The allusion of his name on the poster, WALKENS WELCOME, to the common beauty biz slogan, WALK–INS WELCOME, struck me as stupendously funny.

I like the pun itself because I like words and wordplay. I have great associations with the actor. I found it especially funny considering the incongruity of seeing his face at a neighborhood beauty parlor. I certainly don’t associate him with primping and preening.

And I also found myself extra tickled because I don’t know that everyone would have recognized his face.

It’s not like he is Tom Cruise or John Travolta.

You have to be a fan of film, especially a fan of offbeat films, to know him and appreciate the Walken Way.

Oh, I get it…When I first saw the poster, a moment of recognition passed over me.

There’s a perverse pleasure in being able to say that; a singular joy in feeling IN on the joke.

I’d often watch the long-running game show Jeopardy.

I remember once, as the answer was displayed on very low-tech cards; Io, Europa, Ganymede, and Callisto, I formulated the question in my head…

What are the moons of Jupiter?

I don’t know why I know this, but this factoid is programmed into me. Knowing this answer is probably worth $800 (in Jeopardy bucks), and I beamed with pride when Alex Trebek confirmed my knowing.

It’s sort of like this, being IN on the joke, or being confident in some knowledge not everyone would have.

Of course, there are things that some people think are way funny that I don’t get. It’s not that I don’t get the joke. I understand what is supposed to be funny. It just doesn’t strike me as funny (like the TV show The Big Bang Theory or movie, Dumb and Dumber).

Sometimes, I’ll say or think something that I think is tremendously funny and not get the reaction I’d anticipate. (I’d remember telling people about the challenging childhood I survived, where even my imaginary friends wouldn’t play with me…This comment was often greeted with blank expressions.)

There’s such a simple pleasure in a funny poster. You might pass it all the time and not really tune into how the image and caption go together. Then — one day, you see it as if for the first time. Everything comes together. It needs no elaboration or build-up.

You either get it, or you don’t…and sometimes, you find yourself smiling and you want your amusement to spread.

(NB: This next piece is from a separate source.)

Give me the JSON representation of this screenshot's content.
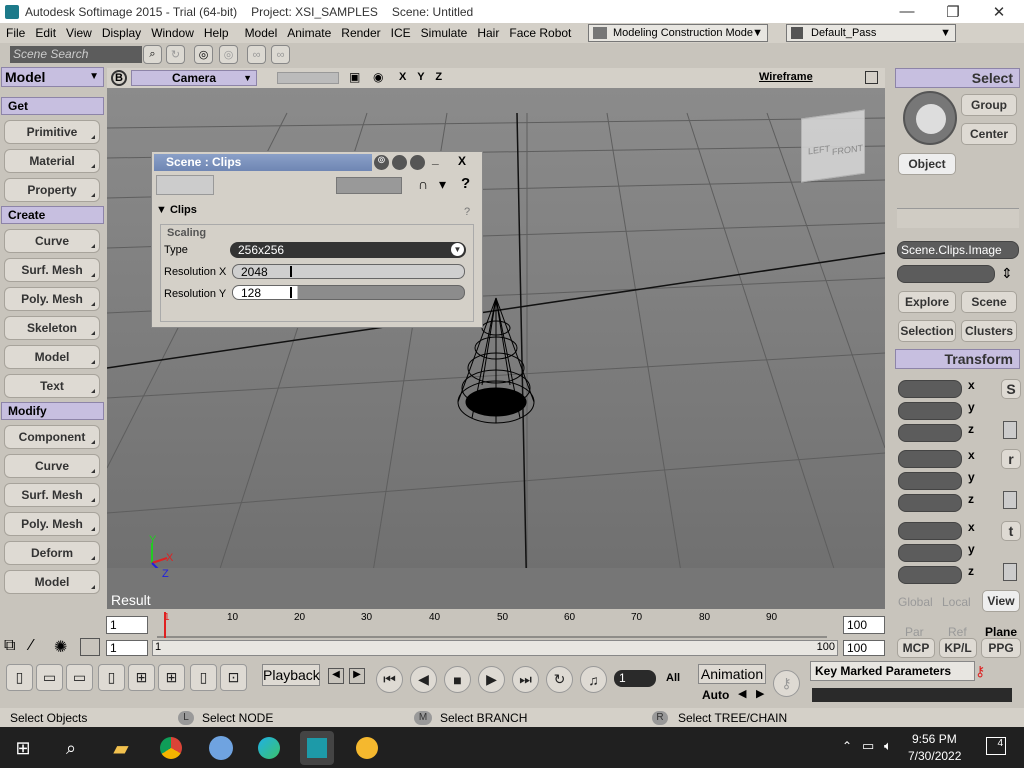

When your see a funny poster, your first reaction is to smile. Then, you think of friends to tell, people who you think would share your reaction.

Feeling in on the joke is no small thing.